We do not have a similar market here–but I discovered great loose tea at the local India food store.
There is just something about a proper cup of tea
Quilted earlier this week and awaiting binding, this flannel quilt was sewn by my dear friend Sherry from donated scraps. I used a simple loopy-do meander and then did the borders in a continuous fashion requiring rolling and re-rolling–not so hard with a simple loopy-dee-doo.
I always like to include a nice label with a wish/prayer for a better future. This quilt will go to a Boys Haven boy sometime in the near future. These are boys who are from troubled homes and who frequently have not had anyone voluntarily do something nice for them. This is an ongoing project for the local quilt guild–and I am happy to have contributed several quilts.

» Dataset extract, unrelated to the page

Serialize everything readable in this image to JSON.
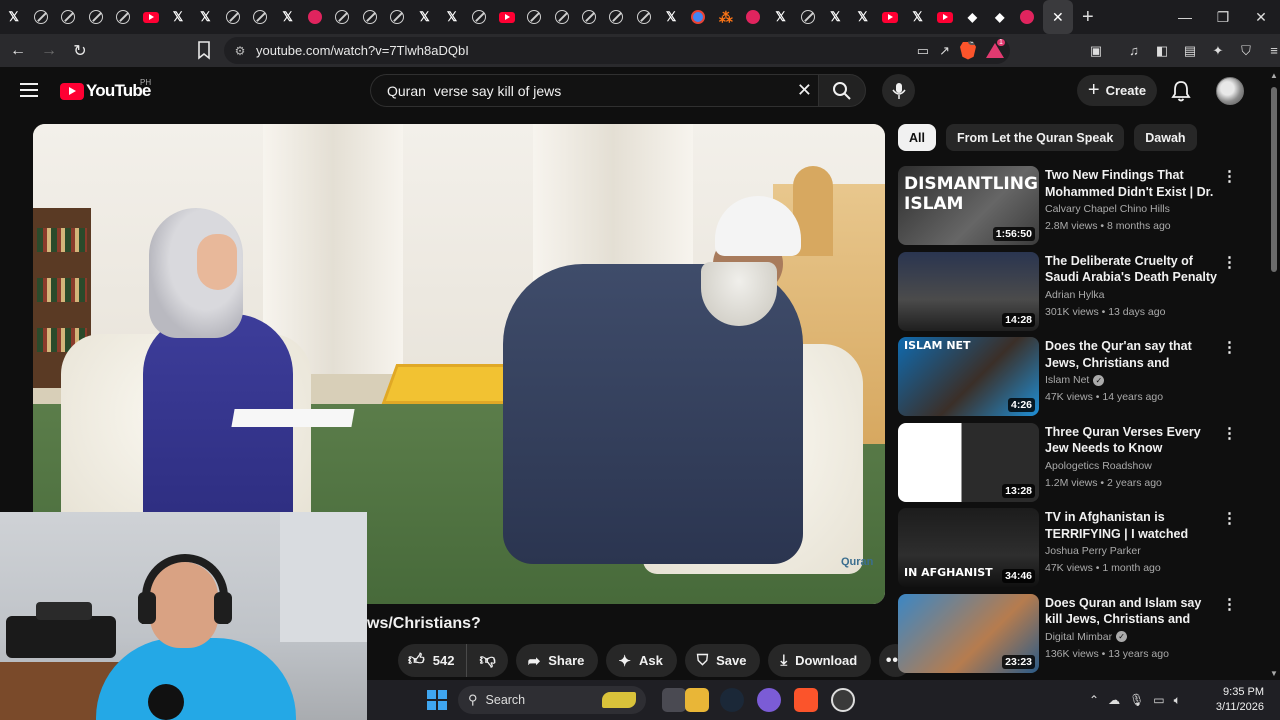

When we moved from Georgia to Texas we were welcomed by neighbors across the street with coffee, orange juice, and doughnuts. We learned they had four children, two of who matched two of our boys ages–and we had parties together and worked on our houses together. We all celebrated news of functioning bathrooms and repairs of roofs and new paint.
But next door lived a woman in what was once a lovely house. It had French doors leading to the front room, a carport and a wide front porch. Unfortunately she did not have the resources to maintain it and after three successive hurricanes with a large tree falling on the back area, it was deemed uninhabitable by the city. After many long months it was demolished this past week.

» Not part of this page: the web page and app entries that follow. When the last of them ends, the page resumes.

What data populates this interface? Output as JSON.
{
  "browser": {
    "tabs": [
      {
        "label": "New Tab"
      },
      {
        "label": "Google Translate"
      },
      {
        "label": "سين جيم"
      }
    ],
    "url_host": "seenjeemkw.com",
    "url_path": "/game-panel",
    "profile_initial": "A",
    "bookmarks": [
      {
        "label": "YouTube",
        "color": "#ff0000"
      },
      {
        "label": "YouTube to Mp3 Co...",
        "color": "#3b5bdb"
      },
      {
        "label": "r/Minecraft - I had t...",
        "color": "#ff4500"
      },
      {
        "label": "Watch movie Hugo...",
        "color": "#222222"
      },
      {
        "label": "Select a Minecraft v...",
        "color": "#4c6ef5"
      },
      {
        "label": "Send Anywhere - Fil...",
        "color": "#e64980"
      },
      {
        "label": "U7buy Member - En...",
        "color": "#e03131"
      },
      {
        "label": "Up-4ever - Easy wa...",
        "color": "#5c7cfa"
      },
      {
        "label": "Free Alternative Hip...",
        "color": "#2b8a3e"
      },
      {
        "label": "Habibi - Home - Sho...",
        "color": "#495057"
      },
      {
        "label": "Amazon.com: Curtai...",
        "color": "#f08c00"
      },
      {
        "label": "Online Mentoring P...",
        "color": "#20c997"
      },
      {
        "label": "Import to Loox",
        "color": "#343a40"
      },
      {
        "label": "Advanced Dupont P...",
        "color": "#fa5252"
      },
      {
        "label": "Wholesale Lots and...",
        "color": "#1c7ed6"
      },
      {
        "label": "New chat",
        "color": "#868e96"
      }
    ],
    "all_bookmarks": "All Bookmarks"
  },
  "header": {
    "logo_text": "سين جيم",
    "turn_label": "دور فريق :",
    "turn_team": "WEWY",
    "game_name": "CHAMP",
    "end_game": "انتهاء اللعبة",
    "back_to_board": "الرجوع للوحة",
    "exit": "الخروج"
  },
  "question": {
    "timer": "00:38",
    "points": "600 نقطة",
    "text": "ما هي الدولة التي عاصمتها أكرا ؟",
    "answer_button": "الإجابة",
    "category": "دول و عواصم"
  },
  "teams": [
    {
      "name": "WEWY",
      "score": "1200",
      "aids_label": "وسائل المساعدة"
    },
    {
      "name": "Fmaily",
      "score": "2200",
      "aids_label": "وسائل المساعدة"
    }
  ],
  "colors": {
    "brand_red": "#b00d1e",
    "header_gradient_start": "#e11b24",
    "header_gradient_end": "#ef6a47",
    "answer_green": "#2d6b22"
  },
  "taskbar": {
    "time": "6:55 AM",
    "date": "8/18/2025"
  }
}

While it is sad to see the home gone, perhaps we will now have fewer raccoons and homeless people sleeping next door.
Snow in this part of Texas doesn’t last long—thank goodness for this Yankee who admires it greatly in photographs and for maybe a week or two—but shoveling sidewalks before going to work/school each morning, stocking up for blizzards–this was okay as long as we had electricity and heat–but not so much fun when you had to go to school on Saturday to make up the lost days–and then the mud in the spring.
Snow here means treacherous driving as people here do not understand a light foot on the gas pedal is essential. And it seems that every time we have had snow we have had a significant hurricane.
But Pink Snow—it lasts just a couple of days and presents no driving hazards–just a bit of sadness as the season of the azalea flowers is coming to an end.
This time of year always seems to surprise us–it seems much too early for our yards to be in full bloom. I have three colors of azaleas, white, salmon, and pink.
Satsuma and lemon trees promise a lot of fruit—but my poor peach tree did not survive last summer.
This week’s assignment was Scissors—a natural sequence to rock paper scissors. I thought about getting out all of my scissors and putting them in a pile–or perhaps taking a photo of a pair and then doing something weird with them in Photoshop–twist them or make them odd colors or in watercolor. Instead I opted for a closeup of my pinking shears–a birthday present from my parents when I was 17. So they are quite old–and I’ve used them a lot—back in the days when nearly all fabric was cotton and my dresses and blouses and pants were all cotton. Although I became quite adept at flat-fell seams and mock flat fell seams, these shears made my fashion wardrobe a much easier process.
Now they reside in a hand-made scissors sheath in a drawer next to the other scissors and rotary cutters.
Down the street a few blocks over is a garage. Not just any garage for parking cars or lawnmowers and bicycles or Christmas lights but a garage set up to work on CARS or MOTORCYCLES. Built to specifications as outlined in our historic district.
One lovely sunny morning in recent months we spent an hour or so there, my husband consulting and investigating various aspects of the project on hand–while I took photos of things that intrigued me. Mechanical parts, bits and pieces, work processes and their detritus—and a bit of whimsy.
Here they all are: https://sylviaweirphotos.smugmug.com/Family/A-day-in-the-garage/